**The task**
Exactly as they appear, output all of the entries.

Stored data entries
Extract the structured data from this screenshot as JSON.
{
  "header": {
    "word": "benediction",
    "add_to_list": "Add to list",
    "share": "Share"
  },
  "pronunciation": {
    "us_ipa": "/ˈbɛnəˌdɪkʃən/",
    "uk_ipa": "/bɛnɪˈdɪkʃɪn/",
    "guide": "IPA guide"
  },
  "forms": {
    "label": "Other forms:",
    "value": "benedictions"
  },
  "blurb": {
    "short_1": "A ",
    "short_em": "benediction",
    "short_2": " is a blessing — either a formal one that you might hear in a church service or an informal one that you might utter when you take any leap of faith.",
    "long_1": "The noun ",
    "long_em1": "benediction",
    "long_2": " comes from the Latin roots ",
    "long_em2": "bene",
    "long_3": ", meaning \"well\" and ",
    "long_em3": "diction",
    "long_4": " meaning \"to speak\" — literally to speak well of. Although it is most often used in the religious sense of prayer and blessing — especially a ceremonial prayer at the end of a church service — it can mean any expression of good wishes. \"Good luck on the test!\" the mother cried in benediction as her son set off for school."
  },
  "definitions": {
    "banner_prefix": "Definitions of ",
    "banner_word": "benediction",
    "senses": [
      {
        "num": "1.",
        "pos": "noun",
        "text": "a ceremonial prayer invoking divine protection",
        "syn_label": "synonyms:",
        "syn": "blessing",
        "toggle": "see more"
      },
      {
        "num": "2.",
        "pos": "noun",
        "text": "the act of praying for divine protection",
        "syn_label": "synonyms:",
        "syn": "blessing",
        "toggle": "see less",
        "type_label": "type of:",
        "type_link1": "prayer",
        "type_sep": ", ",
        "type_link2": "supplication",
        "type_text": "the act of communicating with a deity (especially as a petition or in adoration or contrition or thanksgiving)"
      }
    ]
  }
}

**Response to this task**
Extract the structured data from this screenshot as JSON.
{
  "header": {
    "word": "benediction",
    "add_to_list": "Add to list",
    "share": "Share"
  },
  "pronunciation": {
    "us_ipa": "/ˈbɛnəˌdɪkʃən/",
    "uk_ipa": "/bɛnɪˈdɪkʃɪn/",
    "guide": "IPA guide"
  },
  "forms": {
    "label": "Other forms:",
    "value": "benedictions"
  },
  "blurb": {
    "short_1": "A ",
    "short_em": "benediction",
    "short_2": " is a blessing — either a formal one that you might hear in a church service or an informal one that you might utter when you take any leap of faith.",
    "long_1": "The noun ",
    "long_em1": "benediction",
    "long_2": " comes from the Latin roots ",
    "long_em2": "bene",
    "long_3": ", meaning \"well\" and ",
    "long_em3": "diction",
    "long_4": " meaning \"to speak\" — literally to speak well of. Although it is most often used in the religious sense of prayer and blessing — especially a ceremonial prayer at the end of a church service — it can mean any expression of good wishes. \"Good luck on the test!\" the mother cried in benediction as her son set off for school."
  },
  "definitions": {
    "banner_prefix": "Definitions of ",
    "banner_word": "benediction",
    "senses": [
      {
        "num": "1.",
        "pos": "noun",
        "text": "a ceremonial prayer invoking divine protection",
        "syn_label": "synonyms:",
        "syn": "blessing",
        "toggle": "see more"
      },
      {
        "num": "2.",
        "pos": "noun",
        "text": "the act of praying for divine protection",
        "syn_label": "synonyms:",
        "syn": "blessing",
        "toggle": "see less",
        "type_label": "type of:",
        "type_link1": "prayer",
        "type_sep": ", ",
        "type_link2": "supplication",
        "type_text": "the act of communicating with a deity (especially as a petition or in adoration or contrition or thanksgiving)"
      }
    ]
  }
}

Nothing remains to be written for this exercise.